TASK INPUTS Block Start
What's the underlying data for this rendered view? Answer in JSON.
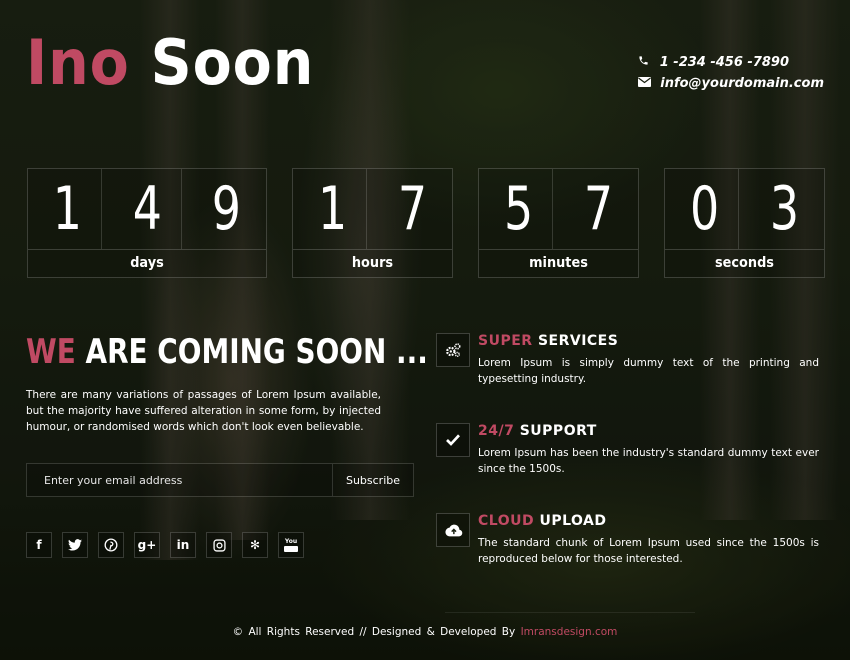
{
  "brand": {
    "part1": "Ino",
    "part2": "Soon",
    "accent_color": "#c04a63"
  },
  "contact": {
    "phone_icon": "phone-icon",
    "phone": "1 -234 -456 -7890",
    "email_icon": "envelope-icon",
    "email": "info@yourdomain.com"
  },
  "countdown": [
    {
      "digits": [
        "1",
        "4",
        "9"
      ],
      "label": "days"
    },
    {
      "digits": [
        "1",
        "7"
      ],
      "label": "hours"
    },
    {
      "digits": [
        "5",
        "7"
      ],
      "label": "minutes"
    },
    {
      "digits": [
        "0",
        "3"
      ],
      "label": "seconds"
    }
  ],
  "intro": {
    "heading_accent": "WE",
    "heading_rest": "ARE COMING SOON ...",
    "paragraph": "There are many variations of passages of Lorem Ipsum available, but the majority have suffered alteration in some form, by injected humour, or randomised words which don't look even believable."
  },
  "subscribe": {
    "placeholder": "Enter your email address",
    "button": "Subscribe"
  },
  "social": [
    {
      "icon": "facebook-icon",
      "glyph": "f"
    },
    {
      "icon": "twitter-icon",
      "glyph": "t"
    },
    {
      "icon": "pinterest-icon",
      "glyph": "p"
    },
    {
      "icon": "google-plus-icon",
      "glyph": "g+"
    },
    {
      "icon": "linkedin-icon",
      "glyph": "in"
    },
    {
      "icon": "instagram-icon",
      "glyph": "◙"
    },
    {
      "icon": "yelp-icon",
      "glyph": "✻"
    },
    {
      "icon": "youtube-icon",
      "glyph": "You"
    }
  ],
  "services": [
    {
      "icon": "cogs-icon",
      "accent": "SUPER",
      "title": "SERVICES",
      "desc": "Lorem Ipsum is simply dummy text of the printing and typesetting industry."
    },
    {
      "icon": "check-icon",
      "accent": "24/7",
      "title": "SUPPORT",
      "desc": "Lorem Ipsum has been the industry's standard dummy text ever since the 1500s."
    },
    {
      "icon": "cloud-upload-icon",
      "accent": "CLOUD",
      "title": "UPLOAD",
      "desc": "The standard chunk of Lorem Ipsum used since the 1500s is reproduced below for those interested."
    }
  ],
  "footer": {
    "text": "© All Rights Reserved // Designed & Developed By",
    "link": "Imransdesign.com"
  }
}
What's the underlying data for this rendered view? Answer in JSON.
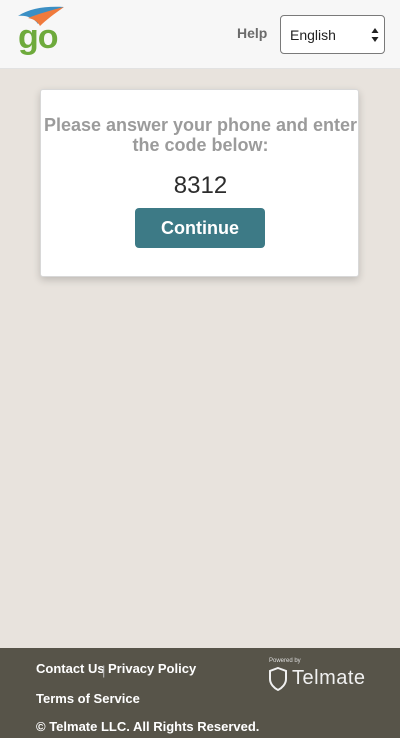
{
  "header": {
    "logo_text": "go",
    "help_label": "Help",
    "language": {
      "selected": "English"
    }
  },
  "card": {
    "prompt": "Please answer your phone and enter the code below:",
    "code": "8312",
    "continue_label": "Continue"
  },
  "footer": {
    "contact_us": "Contact Us",
    "separator": "|",
    "privacy_policy": "Privacy Policy",
    "terms_of_service": "Terms of Service",
    "copyright": "© Telmate LLC. All Rights Reserved.",
    "powered_by": "Powered by",
    "brand": "Telmate"
  },
  "colors": {
    "page_background": "#e8e3dd",
    "logo_green": "#6eaa3c",
    "button_teal": "#3d7a86",
    "footer_background": "#575449"
  },
  "icons": [
    "logo-swoosh-icon",
    "select-arrows-icon",
    "telmate-shield-icon"
  ]
}
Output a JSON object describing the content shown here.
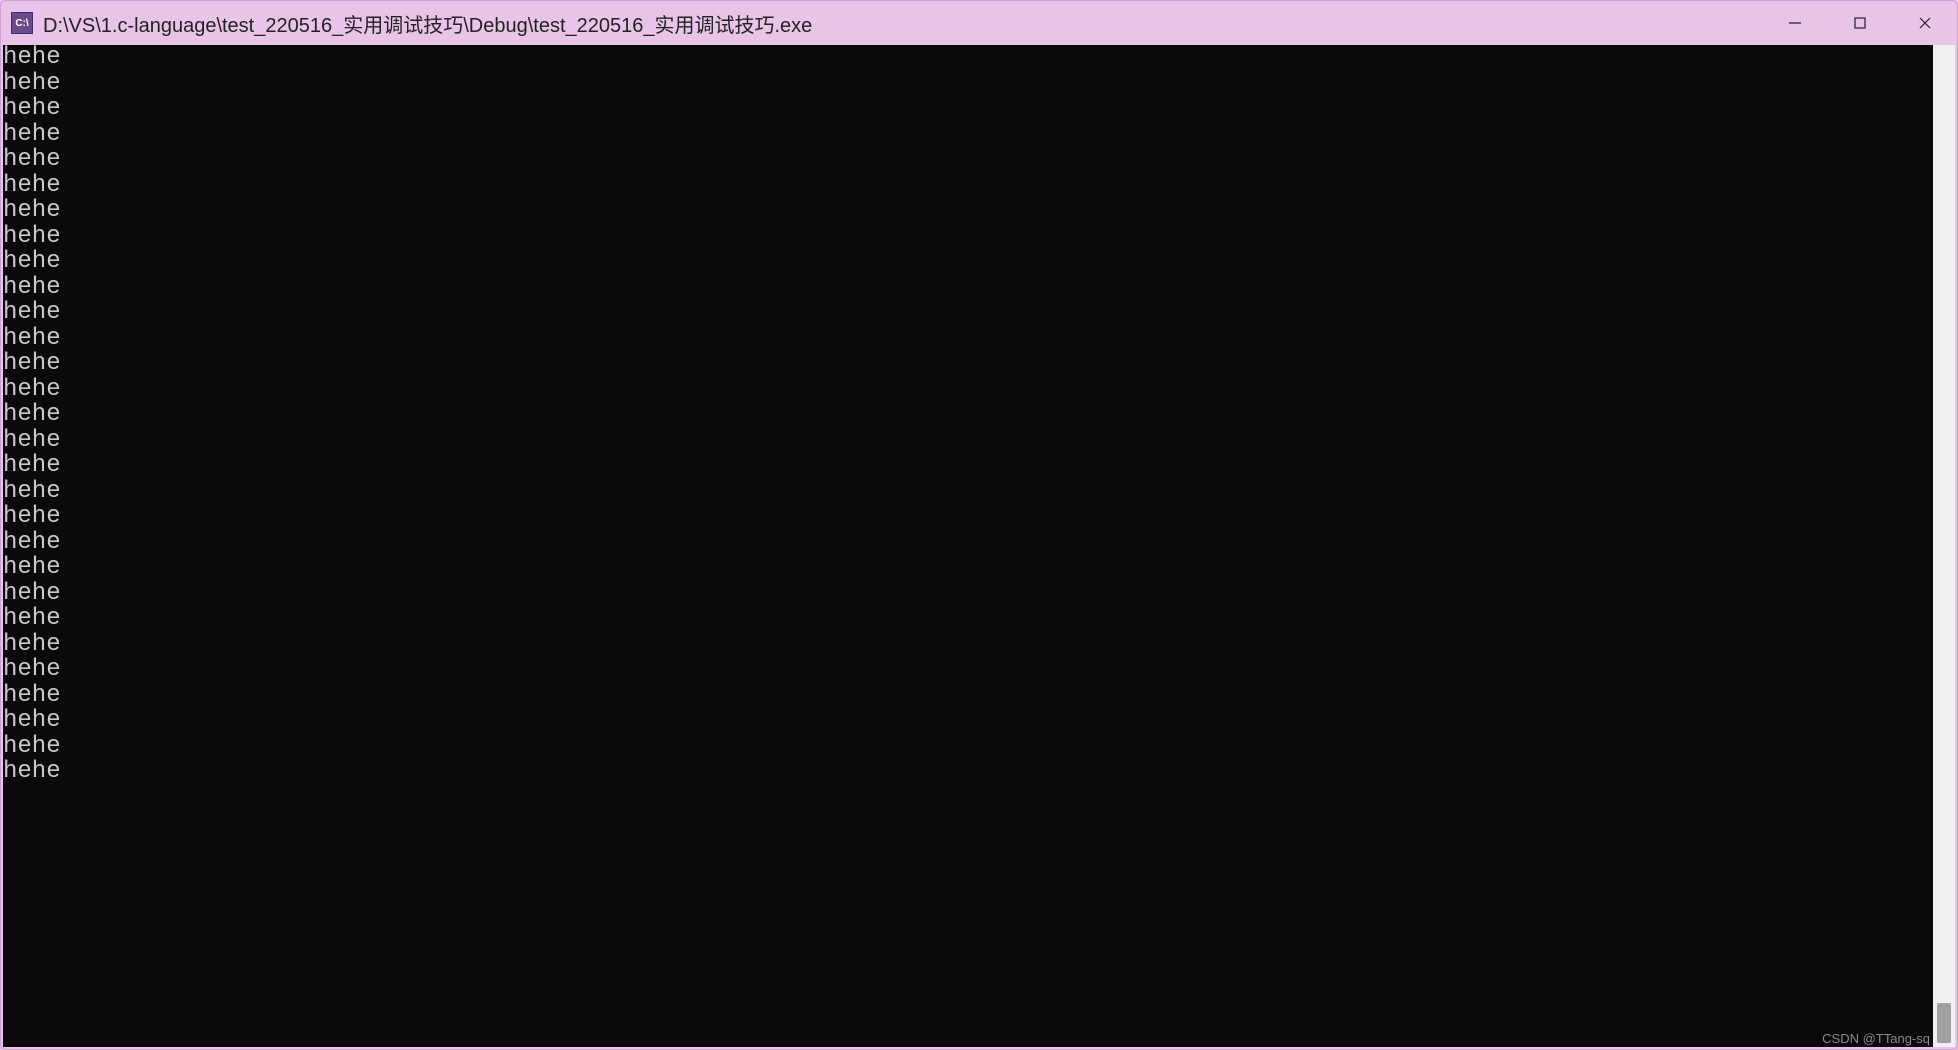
{
  "window": {
    "title": "D:\\VS\\1.c-language\\test_220516_实用调试技巧\\Debug\\test_220516_实用调试技巧.exe",
    "app_icon_text": "C:\\"
  },
  "console": {
    "lines": [
      "hehe",
      "hehe",
      "hehe",
      "hehe",
      "hehe",
      "hehe",
      "hehe",
      "hehe",
      "hehe",
      "hehe",
      "hehe",
      "hehe",
      "hehe",
      "hehe",
      "hehe",
      "hehe",
      "hehe",
      "hehe",
      "hehe",
      "hehe",
      "hehe",
      "hehe",
      "hehe",
      "hehe",
      "hehe",
      "hehe",
      "hehe",
      "hehe",
      "hehe"
    ]
  },
  "watermark": "CSDN @TTang-sq"
}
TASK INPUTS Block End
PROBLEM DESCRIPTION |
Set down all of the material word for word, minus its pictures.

WRITTEN RESPONSE |
What's the underlying data for this rendered view? Answer in JSON.
{
  "brand": {
    "part1": "Ino",
    "part2": "Soon",
    "accent_color": "#c04a63"
  },
  "contact": {
    "phone_icon": "phone-icon",
    "phone": "1 -234 -456 -7890",
    "email_icon": "envelope-icon",
    "email": "info@yourdomain.com"
  },
  "countdown": [
    {
      "digits": [
        "1",
        "4",
        "9"
      ],
      "label": "days"
    },
    {
      "digits": [
        "1",
        "7"
      ],
      "label": "hours"
    },
    {
      "digits": [
        "5",
        "7"
      ],
      "label": "minutes"
    },
    {
      "digits": [
        "0",
        "3"
      ],
      "label": "seconds"
    }
  ],
  "intro": {
    "heading_accent": "WE",
    "heading_rest": "ARE COMING SOON ...",
    "paragraph": "There are many variations of passages of Lorem Ipsum available, but the majority have suffered alteration in some form, by injected humour, or randomised words which don't look even believable."
  },
  "subscribe": {
    "placeholder": "Enter your email address",
    "button": "Subscribe"
  },
  "social": [
    {
      "icon": "facebook-icon",
      "glyph": "f"
    },
    {
      "icon": "twitter-icon",
      "glyph": "t"
    },
    {
      "icon": "pinterest-icon",
      "glyph": "p"
    },
    {
      "icon": "google-plus-icon",
      "glyph": "g+"
    },
    {
      "icon": "linkedin-icon",
      "glyph": "in"
    },
    {
      "icon": "instagram-icon",
      "glyph": "◙"
    },
    {
      "icon": "yelp-icon",
      "glyph": "✻"
    },
    {
      "icon": "youtube-icon",
      "glyph": "You"
    }
  ],
  "services": [
    {
      "icon": "cogs-icon",
      "accent": "SUPER",
      "title": "SERVICES",
      "desc": "Lorem Ipsum is simply dummy text of the printing and typesetting industry."
    },
    {
      "icon": "check-icon",
      "accent": "24/7",
      "title": "SUPPORT",
      "desc": "Lorem Ipsum has been the industry's standard dummy text ever since the 1500s."
    },
    {
      "icon": "cloud-upload-icon",
      "accent": "CLOUD",
      "title": "UPLOAD",
      "desc": "The standard chunk of Lorem Ipsum used since the 1500s is reproduced below for those interested."
    }
  ],
  "footer": {
    "text": "© All Rights Reserved // Designed & Developed By",
    "link": "Imransdesign.com"
  }
}
What's the underlying data for this rendered view? Answer in JSON.
{
  "header": {
    "logo_text": "go",
    "help_label": "Help",
    "language": {
      "selected": "English"
    }
  },
  "card": {
    "prompt": "Please answer your phone and enter the code below:",
    "code": "8312",
    "continue_label": "Continue"
  },
  "footer": {
    "contact_us": "Contact Us",
    "separator": "|",
    "privacy_policy": "Privacy Policy",
    "terms_of_service": "Terms of Service",
    "copyright": "© Telmate LLC. All Rights Reserved.",
    "powered_by": "Powered by",
    "brand": "Telmate"
  },
  "colors": {
    "page_background": "#e8e3dd",
    "logo_green": "#6eaa3c",
    "button_teal": "#3d7a86",
    "footer_background": "#575449"
  },
  "icons": [
    "logo-swoosh-icon",
    "select-arrows-icon",
    "telmate-shield-icon"
  ]
}
Output a JSON object describing the content shown here.
{
  "window": {
    "title": "D:\\VS\\1.c-language\\test_220516_实用调试技巧\\Debug\\test_220516_实用调试技巧.exe",
    "app_icon_text": "C:\\"
  },
  "console": {
    "lines": [
      "hehe",
      "hehe",
      "hehe",
      "hehe",
      "hehe",
      "hehe",
      "hehe",
      "hehe",
      "hehe",
      "hehe",
      "hehe",
      "hehe",
      "hehe",
      "hehe",
      "hehe",
      "hehe",
      "hehe",
      "hehe",
      "hehe",
      "hehe",
      "hehe",
      "hehe",
      "hehe",
      "hehe",
      "hehe",
      "hehe",
      "hehe",
      "hehe",
      "hehe"
    ]
  },
  "watermark": "CSDN @TTang-sq"
}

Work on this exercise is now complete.